**About this task:** Every line of the entries below that mentions "text" is to be copied out.

==== Task material ====

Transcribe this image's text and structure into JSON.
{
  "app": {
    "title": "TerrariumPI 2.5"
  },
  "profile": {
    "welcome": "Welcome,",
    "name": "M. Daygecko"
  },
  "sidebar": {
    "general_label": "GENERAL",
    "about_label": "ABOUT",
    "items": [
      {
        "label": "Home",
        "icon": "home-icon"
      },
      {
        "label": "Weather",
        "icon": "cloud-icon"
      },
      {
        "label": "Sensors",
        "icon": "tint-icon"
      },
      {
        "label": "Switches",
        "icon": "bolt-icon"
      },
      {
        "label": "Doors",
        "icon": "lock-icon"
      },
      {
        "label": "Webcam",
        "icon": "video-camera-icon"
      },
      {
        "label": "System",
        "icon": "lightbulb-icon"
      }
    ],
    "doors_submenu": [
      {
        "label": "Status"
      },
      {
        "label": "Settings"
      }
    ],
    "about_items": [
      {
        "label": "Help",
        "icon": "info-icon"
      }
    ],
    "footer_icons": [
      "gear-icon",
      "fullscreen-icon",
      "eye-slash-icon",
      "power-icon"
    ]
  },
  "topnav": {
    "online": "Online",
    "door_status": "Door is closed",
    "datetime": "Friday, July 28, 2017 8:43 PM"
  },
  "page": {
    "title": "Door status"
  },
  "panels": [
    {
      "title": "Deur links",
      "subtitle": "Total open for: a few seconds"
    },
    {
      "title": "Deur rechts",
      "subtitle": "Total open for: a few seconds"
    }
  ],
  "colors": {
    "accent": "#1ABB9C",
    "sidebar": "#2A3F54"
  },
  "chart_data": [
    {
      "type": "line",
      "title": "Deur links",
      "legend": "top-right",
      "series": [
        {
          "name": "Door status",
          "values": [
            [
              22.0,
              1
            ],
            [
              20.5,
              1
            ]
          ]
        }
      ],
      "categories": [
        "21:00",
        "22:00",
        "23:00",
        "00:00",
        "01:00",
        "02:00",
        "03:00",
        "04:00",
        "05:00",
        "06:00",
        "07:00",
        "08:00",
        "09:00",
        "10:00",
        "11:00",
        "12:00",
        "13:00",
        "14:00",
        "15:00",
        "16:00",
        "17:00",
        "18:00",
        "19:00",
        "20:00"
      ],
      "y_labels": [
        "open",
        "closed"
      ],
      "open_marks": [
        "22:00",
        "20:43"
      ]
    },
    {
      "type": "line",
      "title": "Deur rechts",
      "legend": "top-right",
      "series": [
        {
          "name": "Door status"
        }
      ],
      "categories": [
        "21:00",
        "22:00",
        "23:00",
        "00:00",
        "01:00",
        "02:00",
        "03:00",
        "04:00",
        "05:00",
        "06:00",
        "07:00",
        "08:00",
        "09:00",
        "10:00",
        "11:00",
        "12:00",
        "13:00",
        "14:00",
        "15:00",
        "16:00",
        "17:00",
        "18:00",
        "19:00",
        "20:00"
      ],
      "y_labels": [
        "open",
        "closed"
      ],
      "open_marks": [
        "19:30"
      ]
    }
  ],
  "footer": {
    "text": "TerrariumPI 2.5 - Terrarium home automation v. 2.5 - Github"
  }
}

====

**Written answer:**
Transcribe this image's text and structure into JSON.
    "text": "TerrariumPI 2.5 - Terrarium home automation v. 2.5 - Github"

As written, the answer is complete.